(Stored data entries)

- - - - -

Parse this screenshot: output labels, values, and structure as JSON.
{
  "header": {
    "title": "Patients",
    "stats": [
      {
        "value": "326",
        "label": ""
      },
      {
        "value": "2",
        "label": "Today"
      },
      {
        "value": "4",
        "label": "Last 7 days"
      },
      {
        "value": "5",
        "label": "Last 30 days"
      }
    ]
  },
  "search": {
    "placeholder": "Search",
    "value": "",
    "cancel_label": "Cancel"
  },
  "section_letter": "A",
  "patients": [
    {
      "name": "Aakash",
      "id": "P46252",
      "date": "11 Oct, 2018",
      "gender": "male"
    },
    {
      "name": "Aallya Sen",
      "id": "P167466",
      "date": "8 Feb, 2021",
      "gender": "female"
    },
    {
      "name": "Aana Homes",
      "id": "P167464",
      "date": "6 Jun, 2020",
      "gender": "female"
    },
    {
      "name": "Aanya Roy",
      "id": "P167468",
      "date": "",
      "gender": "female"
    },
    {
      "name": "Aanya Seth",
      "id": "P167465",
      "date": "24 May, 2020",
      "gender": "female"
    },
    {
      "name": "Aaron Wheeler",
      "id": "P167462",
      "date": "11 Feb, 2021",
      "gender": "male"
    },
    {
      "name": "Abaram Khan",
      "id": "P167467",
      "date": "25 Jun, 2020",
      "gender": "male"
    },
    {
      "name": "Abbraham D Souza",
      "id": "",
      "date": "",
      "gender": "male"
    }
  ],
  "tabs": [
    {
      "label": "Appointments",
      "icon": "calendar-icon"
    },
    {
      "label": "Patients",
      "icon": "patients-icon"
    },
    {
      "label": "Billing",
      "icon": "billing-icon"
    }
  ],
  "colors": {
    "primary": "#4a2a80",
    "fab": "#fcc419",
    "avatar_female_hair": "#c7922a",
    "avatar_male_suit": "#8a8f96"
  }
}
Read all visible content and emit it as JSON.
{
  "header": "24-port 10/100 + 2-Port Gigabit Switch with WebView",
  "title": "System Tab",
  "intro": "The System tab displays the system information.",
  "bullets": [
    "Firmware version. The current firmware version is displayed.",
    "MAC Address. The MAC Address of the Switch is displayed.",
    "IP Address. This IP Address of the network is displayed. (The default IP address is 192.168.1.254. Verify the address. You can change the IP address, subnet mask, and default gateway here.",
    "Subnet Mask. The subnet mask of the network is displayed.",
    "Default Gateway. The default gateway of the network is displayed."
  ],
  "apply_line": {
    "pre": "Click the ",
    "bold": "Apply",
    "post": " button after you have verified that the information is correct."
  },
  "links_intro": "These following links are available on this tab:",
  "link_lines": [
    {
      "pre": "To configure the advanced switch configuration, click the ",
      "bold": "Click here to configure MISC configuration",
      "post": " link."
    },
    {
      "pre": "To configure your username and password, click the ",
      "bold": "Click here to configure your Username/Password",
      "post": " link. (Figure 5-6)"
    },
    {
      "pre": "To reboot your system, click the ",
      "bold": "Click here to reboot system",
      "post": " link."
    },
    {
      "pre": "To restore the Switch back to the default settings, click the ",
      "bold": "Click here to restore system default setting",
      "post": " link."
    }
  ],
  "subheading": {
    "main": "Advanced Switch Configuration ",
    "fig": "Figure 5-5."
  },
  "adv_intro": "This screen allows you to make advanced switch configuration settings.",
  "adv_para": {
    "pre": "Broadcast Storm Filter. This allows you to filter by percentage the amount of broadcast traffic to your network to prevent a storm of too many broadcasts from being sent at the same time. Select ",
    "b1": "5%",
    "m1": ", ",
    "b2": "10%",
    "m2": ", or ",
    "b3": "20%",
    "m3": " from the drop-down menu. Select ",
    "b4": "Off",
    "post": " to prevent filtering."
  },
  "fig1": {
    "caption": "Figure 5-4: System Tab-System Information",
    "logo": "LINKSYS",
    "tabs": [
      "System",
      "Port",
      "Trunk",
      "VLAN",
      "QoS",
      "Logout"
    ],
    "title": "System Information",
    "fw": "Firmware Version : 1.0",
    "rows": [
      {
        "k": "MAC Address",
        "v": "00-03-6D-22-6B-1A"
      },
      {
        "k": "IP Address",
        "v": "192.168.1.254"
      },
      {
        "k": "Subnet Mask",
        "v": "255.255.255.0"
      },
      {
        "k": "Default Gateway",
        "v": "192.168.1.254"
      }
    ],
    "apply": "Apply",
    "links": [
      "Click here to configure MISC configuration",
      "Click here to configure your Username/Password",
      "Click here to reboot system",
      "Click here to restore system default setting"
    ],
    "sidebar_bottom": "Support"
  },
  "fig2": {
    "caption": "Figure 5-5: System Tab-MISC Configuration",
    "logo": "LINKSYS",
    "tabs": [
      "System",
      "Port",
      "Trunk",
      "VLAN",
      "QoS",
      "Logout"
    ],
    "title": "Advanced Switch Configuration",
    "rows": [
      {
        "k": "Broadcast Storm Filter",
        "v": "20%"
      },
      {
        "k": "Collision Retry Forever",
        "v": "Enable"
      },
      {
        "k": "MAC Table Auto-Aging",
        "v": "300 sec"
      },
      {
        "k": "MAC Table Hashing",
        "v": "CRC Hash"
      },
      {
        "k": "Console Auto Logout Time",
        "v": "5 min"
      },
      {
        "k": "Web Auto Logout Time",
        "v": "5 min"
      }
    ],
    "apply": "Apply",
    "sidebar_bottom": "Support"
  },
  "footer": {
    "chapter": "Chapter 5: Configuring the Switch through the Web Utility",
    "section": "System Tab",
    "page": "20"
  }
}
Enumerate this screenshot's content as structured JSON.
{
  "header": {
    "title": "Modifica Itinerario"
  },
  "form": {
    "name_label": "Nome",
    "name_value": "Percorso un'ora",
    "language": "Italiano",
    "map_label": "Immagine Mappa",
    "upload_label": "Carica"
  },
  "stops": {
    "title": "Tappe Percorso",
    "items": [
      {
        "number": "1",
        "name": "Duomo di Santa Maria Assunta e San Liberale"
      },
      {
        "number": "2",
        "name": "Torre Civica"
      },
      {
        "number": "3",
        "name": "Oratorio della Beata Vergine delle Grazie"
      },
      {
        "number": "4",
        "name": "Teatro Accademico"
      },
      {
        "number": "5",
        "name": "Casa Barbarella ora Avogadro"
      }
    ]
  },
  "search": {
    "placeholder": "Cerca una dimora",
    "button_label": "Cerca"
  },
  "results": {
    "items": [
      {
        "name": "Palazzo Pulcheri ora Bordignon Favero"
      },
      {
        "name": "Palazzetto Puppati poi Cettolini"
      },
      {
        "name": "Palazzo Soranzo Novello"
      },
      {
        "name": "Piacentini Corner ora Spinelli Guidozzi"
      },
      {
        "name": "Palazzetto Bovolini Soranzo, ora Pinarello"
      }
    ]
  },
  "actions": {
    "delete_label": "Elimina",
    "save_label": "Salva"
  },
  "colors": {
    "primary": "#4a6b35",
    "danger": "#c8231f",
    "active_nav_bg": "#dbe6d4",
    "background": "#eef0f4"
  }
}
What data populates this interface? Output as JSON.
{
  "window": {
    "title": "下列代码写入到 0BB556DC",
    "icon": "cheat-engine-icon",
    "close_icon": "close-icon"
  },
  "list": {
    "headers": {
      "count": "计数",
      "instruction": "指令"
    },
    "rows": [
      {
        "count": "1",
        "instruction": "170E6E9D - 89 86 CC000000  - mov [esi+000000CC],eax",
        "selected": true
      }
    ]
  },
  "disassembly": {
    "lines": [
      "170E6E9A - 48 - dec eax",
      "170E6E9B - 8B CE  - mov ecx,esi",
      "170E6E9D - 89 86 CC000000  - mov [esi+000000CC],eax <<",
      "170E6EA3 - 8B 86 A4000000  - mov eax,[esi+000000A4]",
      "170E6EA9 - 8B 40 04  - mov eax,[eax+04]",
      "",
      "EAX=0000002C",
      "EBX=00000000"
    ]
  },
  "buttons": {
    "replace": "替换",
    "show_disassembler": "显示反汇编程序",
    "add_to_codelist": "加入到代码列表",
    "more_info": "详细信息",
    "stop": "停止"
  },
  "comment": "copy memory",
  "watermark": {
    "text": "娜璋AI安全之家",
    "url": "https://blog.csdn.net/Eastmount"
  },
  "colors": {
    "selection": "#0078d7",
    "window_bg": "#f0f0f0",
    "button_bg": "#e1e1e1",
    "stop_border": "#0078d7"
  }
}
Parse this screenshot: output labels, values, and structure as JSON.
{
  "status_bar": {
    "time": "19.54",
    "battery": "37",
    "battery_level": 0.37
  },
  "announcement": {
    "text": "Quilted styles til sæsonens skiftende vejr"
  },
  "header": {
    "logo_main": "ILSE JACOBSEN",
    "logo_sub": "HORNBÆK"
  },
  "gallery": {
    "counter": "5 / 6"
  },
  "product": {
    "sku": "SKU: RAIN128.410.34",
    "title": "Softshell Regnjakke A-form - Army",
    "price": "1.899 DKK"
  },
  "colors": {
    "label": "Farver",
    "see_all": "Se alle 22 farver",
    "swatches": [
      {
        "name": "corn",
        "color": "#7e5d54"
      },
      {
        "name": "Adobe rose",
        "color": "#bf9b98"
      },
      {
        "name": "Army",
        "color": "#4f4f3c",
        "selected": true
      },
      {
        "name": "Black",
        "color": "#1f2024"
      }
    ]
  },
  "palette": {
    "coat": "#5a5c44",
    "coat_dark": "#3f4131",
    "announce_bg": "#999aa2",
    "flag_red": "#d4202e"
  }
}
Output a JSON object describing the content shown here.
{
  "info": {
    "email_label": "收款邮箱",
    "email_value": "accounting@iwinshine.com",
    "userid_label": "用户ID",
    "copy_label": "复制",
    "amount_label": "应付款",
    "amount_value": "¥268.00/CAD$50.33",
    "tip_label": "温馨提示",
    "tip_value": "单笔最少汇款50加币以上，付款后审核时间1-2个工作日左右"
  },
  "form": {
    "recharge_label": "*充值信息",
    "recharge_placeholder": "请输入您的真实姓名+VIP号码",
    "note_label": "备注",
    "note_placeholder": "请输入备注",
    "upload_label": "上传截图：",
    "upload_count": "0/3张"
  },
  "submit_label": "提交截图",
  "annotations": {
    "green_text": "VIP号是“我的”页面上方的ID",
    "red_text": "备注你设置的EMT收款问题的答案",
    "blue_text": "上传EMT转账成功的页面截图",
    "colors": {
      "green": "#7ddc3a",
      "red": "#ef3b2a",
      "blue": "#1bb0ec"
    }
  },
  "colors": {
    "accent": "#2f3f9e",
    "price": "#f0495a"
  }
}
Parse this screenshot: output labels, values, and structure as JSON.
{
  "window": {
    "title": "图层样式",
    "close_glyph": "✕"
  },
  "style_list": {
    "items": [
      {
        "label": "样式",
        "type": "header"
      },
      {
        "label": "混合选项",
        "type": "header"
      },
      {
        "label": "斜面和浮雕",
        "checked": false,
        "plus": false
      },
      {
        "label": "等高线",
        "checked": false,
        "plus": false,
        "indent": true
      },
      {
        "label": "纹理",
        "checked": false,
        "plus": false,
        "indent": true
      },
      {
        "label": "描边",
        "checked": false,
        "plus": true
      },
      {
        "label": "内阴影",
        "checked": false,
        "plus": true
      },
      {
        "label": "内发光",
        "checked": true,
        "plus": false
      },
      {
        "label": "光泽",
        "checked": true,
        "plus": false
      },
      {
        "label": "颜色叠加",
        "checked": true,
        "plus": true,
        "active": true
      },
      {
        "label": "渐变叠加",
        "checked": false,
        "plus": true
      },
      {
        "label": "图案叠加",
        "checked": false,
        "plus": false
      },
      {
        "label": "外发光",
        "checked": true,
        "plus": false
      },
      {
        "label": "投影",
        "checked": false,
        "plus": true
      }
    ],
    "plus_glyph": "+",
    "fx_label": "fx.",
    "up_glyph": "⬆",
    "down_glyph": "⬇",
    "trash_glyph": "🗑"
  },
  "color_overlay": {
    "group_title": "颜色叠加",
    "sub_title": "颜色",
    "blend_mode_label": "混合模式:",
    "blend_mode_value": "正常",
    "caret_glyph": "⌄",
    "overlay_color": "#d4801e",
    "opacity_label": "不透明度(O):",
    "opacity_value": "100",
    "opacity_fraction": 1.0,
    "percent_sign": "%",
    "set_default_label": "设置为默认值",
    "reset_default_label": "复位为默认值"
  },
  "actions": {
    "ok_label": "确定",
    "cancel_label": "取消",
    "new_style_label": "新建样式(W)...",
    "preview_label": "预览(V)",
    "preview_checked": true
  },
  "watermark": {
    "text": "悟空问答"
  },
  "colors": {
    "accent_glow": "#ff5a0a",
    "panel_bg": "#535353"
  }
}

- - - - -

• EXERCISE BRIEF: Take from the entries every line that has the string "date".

• TASK RESPONSE:
      "date": "11 Oct, 2018",
      "date": "8 Feb, 2021",
      "date": "6 Jun, 2020",
      "date": "",
      "date": "24 May, 2020",
      "date": "11 Feb, 2021",
      "date": "25 Jun, 2020",
      "date": "",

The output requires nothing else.